Gather, from the data below, each line in which the word "Filters" occurs.

[Items from a dataset]
◆ ◆ ◆ ◆
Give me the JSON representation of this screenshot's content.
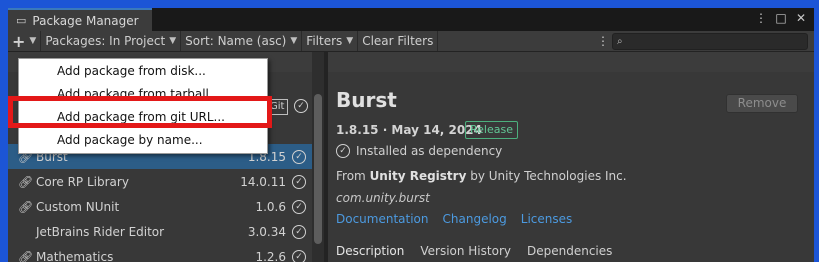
{
  "window": {
    "title": "Package Manager",
    "controls": [
      "⋮",
      "□",
      "✕"
    ]
  },
  "toolbar": {
    "add_icon": "+",
    "packages_label": "Packages: In Project",
    "sort_label": "Sort: Name (asc)",
    "filters_label": "Filters",
    "clear_filters_label": "Clear Filters",
    "search_placeholder": ""
  },
  "add_menu": {
    "items": [
      {
        "label": "Add package from disk..."
      },
      {
        "label": "Add package from tarball..."
      },
      {
        "label": "Add package from git URL..."
      },
      {
        "label": "Add package by name..."
      }
    ],
    "highlighted_index": 2
  },
  "package_list": {
    "git_badge": "Git",
    "rows": [
      {
        "name": "Burst",
        "version": "1.8.15",
        "selected": true,
        "icon": "link-icon"
      },
      {
        "name": "Core RP Library",
        "version": "14.0.11",
        "selected": false,
        "icon": "link-icon"
      },
      {
        "name": "Custom NUnit",
        "version": "1.0.6",
        "selected": false,
        "icon": "link-icon"
      },
      {
        "name": "JetBrains Rider Editor",
        "version": "3.0.34",
        "selected": false,
        "icon": ""
      },
      {
        "name": "Mathematics",
        "version": "1.2.6",
        "selected": false,
        "icon": "link-icon"
      }
    ]
  },
  "details": {
    "title": "Burst",
    "remove_label": "Remove",
    "version_line": "1.8.15 · May 14, 2024",
    "release_badge": "Release",
    "installed_text": "Installed as dependency",
    "from_prefix": "From",
    "registry": "Unity Registry",
    "from_suffix": "by Unity Technologies Inc.",
    "package_id": "com.unity.burst",
    "links": [
      "Documentation",
      "Changelog",
      "Licenses"
    ],
    "tabs": [
      "Description",
      "Version History",
      "Dependencies"
    ],
    "active_tab": 0
  },
  "colors": {
    "selected_row": "#2c5d87",
    "highlight_box": "#e31818",
    "link": "#4c9ae0",
    "release_badge": "#62c896"
  }
}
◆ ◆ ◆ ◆
> [COMPLETED EXERCISE]
    "filters_label": "Filters",
    "clear_filters_label": "Clear Filters",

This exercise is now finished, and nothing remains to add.